I am still happy after all these years to be part of a church that is happy to have the likes of me, and to make me welcome in a community that over time included George Washington, Sojourner Truth, King Kamehameha IV, Fiorello LaGuardia, Fred Astaire, Amelia Bloomer, Cecil B. DeMille, Eleanor Roosevelt, WH Auden, Phillip K. Dick, and Edward Albee (I don't know, but I like to think Margaret "I'm a Christian you fuckers!" Cho might be among us or at least with us).  Above all, I am overjoyed that this church found the courage and grace to make Gene Robinson and Mary Glasspool, both openly gay like me, bishops of the Church, leaders of the community.  The Episcopal Church willingly took upon itself the scorn, and even the hatred, that my kind have always endured.  I will always be grateful and I will never forget. 

Ring Dem Bells!

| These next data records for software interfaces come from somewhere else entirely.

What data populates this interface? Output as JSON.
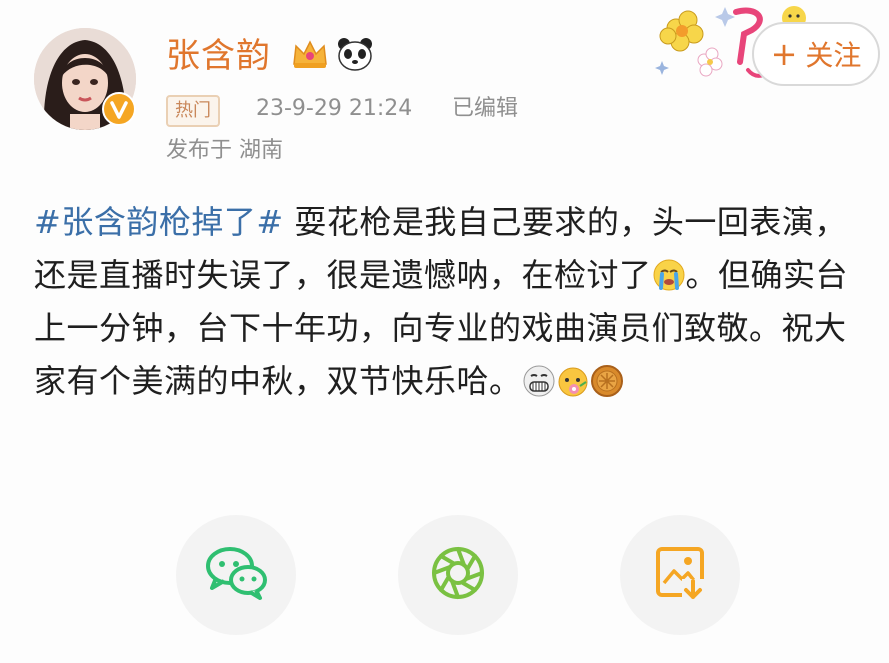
{
  "user": {
    "name": "张含韵",
    "tag": "热门",
    "timestamp": "23-9-29 21:24",
    "edited": "已编辑",
    "location": "发布于 湖南"
  },
  "follow": {
    "label": "关注"
  },
  "post": {
    "hashtag": "#张含韵枪掉了#",
    "line1": "耍花枪是我自己要求的，头一回表演，还是直播时失误了，很是遗憾呐，在检讨了",
    "line2": "。但确实台上一分钟，台下十年功，向专业的戏曲演员们致敬。祝大家有个美满的中秋，双节快乐哈。"
  },
  "icons": {
    "wechat": "wechat-icon",
    "moments": "moments-icon",
    "save_image": "save-image-icon"
  },
  "colors": {
    "name": "#e0762d",
    "hashtag": "#3b6fa8",
    "wechat_green": "#2fbf71"
  }
}
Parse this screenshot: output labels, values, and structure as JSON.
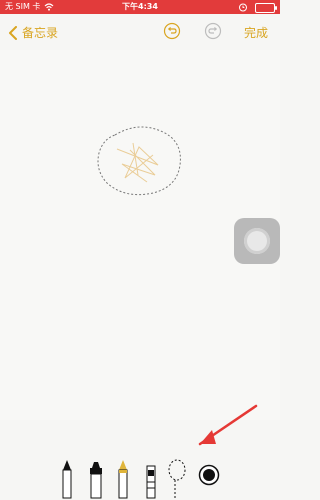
{
  "status": {
    "carrier": "无 SIM 卡",
    "time": "下午4:34"
  },
  "nav": {
    "back_label": "备忘录",
    "done_label": "完成"
  },
  "toolbar": {
    "tools": [
      "pen-icon",
      "marker-icon",
      "pencil-icon",
      "eraser-icon",
      "lasso-icon",
      "color-picker-icon"
    ]
  },
  "colors": {
    "accent": "#d9a521",
    "status_bar": "#e23b3b",
    "arrow": "#e53935"
  }
}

I'm too busy with college shit to go to church this morning.  Everything comes marked URGENT! with flashing lights, buzzers, sirens, and with a note that says "Get this in the right order with the right form or we kill the hostages!"

I miss church

So, here is something properly Anglican if not quite entirely Episcopalian; Kings College Choir sings a beautiful old Pentecost favorite harmonized by Ralph Vaughn Williams.


Grandmère Mimi said...

Lovely, lovely post, Counterlight. I well remember St Luke in the Fields and the long lunch following the service and the flu shot. You have a much longer history in the Episcopal Church than I. I'm a newbie, received into the church in 1997, and I've only ever been a regular at St John in Thibodaux.

JCF said...

What a great post! You're making me wish I had a blog, so I could include tribs/pics of all the Episcopal parishes I've been a member of...

Ciss B said...

Really grand post!

I'm one of those cradle Episcopalians and I am still glad I'm in this church. My list of churches though echo yours in number. Haven't changed too many times. Thanks for that wonderful Ellington song!

susan s. said...

Wonderful! And how neat that you taught at Berea! I was born in KY but was only 14mos. old when we left. Way before I became an Episcopalian! Love the hymn. It's one of my favorites.